The sardine run is one of the largest and most spectacular animal migrations on the planet. This phenomenon begins off the west coast of Southern Africa. The Cape Gannets along with other predators like sharks, seals and whales, all participate in a feeding frenzy, a mass hunt to secure themselves a portion of the millions of schooling sardines. These birds are specialist divers with a unique aquatic ability to dive into the ocean after their prey. The sound of Cape Gannets plunging into the ocean resembles gun-shots. Skilfully dodging other predators as they pursue their prey, the gannets adopt an aquatic version of flight.
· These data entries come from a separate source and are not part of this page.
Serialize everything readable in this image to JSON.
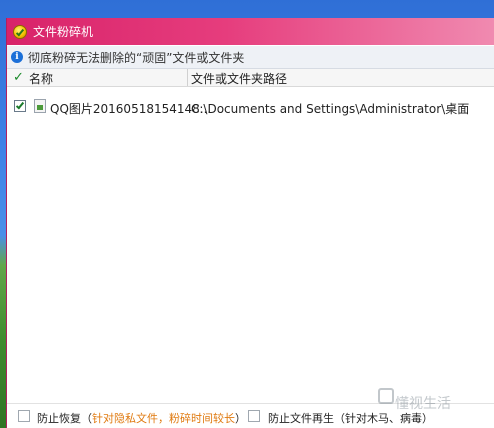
{
  "window": {
    "title": "文件粉碎机"
  },
  "info": {
    "text": "彻底粉碎无法删除的“顽固”文件或文件夹"
  },
  "table": {
    "columns": [
      "名称",
      "文件或文件夹路径"
    ],
    "rows": [
      {
        "checked": true,
        "name": "QQ图片20160518154148...",
        "path": "C:\\Documents and Settings\\Administrator\\桌面"
      }
    ]
  },
  "options": {
    "prevent_recover_label": "防止恢复",
    "prevent_recover_note": "针对隐私文件，粉碎时间较长",
    "prevent_regen_label": "防止文件再生",
    "prevent_regen_note": "针对木马、病毒",
    "paren_open": "（",
    "paren_close": "）"
  },
  "watermark": {
    "text": "懂视生活"
  },
  "colors": {
    "titlebar": "#e63d7d",
    "accent_orange": "#e07a10",
    "info_icon": "#1b6fd8"
  }
}
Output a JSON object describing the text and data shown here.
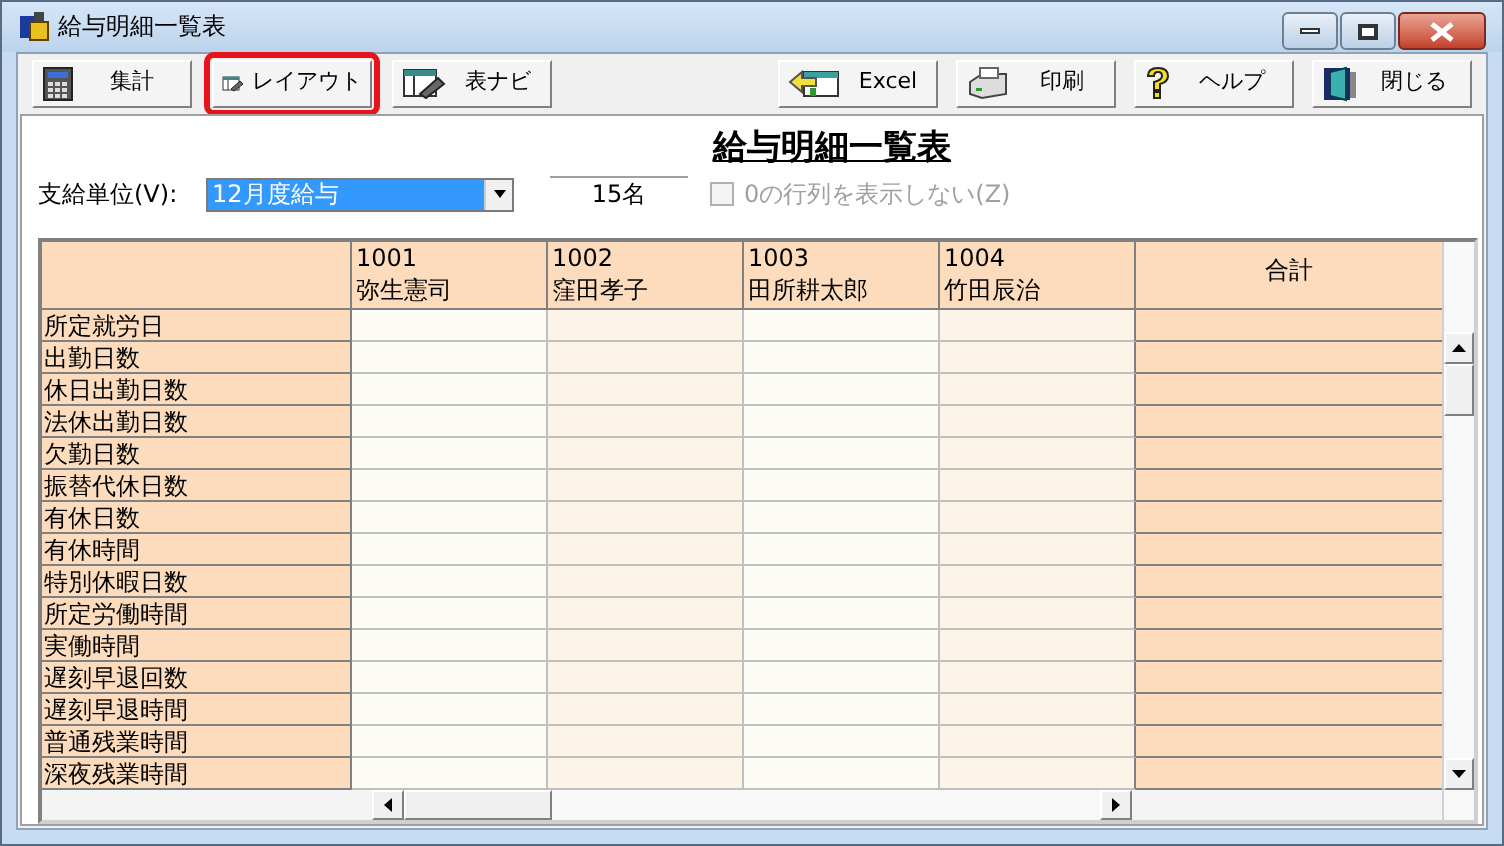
{
  "window": {
    "title": "給与明細一覧表"
  },
  "toolbar": {
    "left": [
      {
        "label": "集計",
        "highlighted": false
      },
      {
        "label": "レイアウト",
        "highlighted": true
      },
      {
        "label": "表ナビ",
        "highlighted": false
      }
    ],
    "right": [
      {
        "label": "Excel",
        "highlighted": false
      },
      {
        "label": "印刷",
        "highlighted": false
      },
      {
        "label": "ヘルプ",
        "highlighted": false
      },
      {
        "label": "閉じる",
        "highlighted": false
      }
    ]
  },
  "report_title": "給与明細一覧表",
  "pay_unit": {
    "label": "支給単位(V):",
    "value": "12月度給与",
    "focused": true
  },
  "count": "15名",
  "hide_zero": {
    "label": "0の行列を表示しない(Z)",
    "checked": false,
    "disabled": true
  },
  "table": {
    "columns": [
      {
        "code": "1001",
        "name": "弥生憲司"
      },
      {
        "code": "1002",
        "name": "窪田孝子"
      },
      {
        "code": "1003",
        "name": "田所耕太郎"
      },
      {
        "code": "1004",
        "name": "竹田辰治"
      }
    ],
    "total_label": "合計",
    "rows": [
      "所定就労日",
      "出勤日数",
      "休日出勤日数",
      "法休出勤日数",
      "欠勤日数",
      "振替代休日数",
      "有休日数",
      "有休時間",
      "特別休暇日数",
      "所定労働時間",
      "実働時間",
      "遅刻早退回数",
      "遅刻早退時間",
      "普通残業時間",
      "深夜残業時間"
    ]
  }
}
The power of the dive as the bird enters the water creates a plume of bubbles like a vapour trail. As the bird meets its target, the energy of the dive is broken into an exploding mass of bubbles, feathers and fleeing sardines distorted by the water and the light flooding through the ocean. My challenge is to communicate this balance of abstraction and realism.
The actual shape of a gannet in the air and a gannet in the water changes considerably and it creates these amazing abstract forms. You’ve got some realism say on the head, but where the wings, feet and bubbles connect is just this beautiful, amorphous shape.
It is the shapes that these eleven birds make underwater that inspire me.
Description: Cape Gannets diving.
Medium: Oil on canvas.
Dimensions: 145cm x 90cm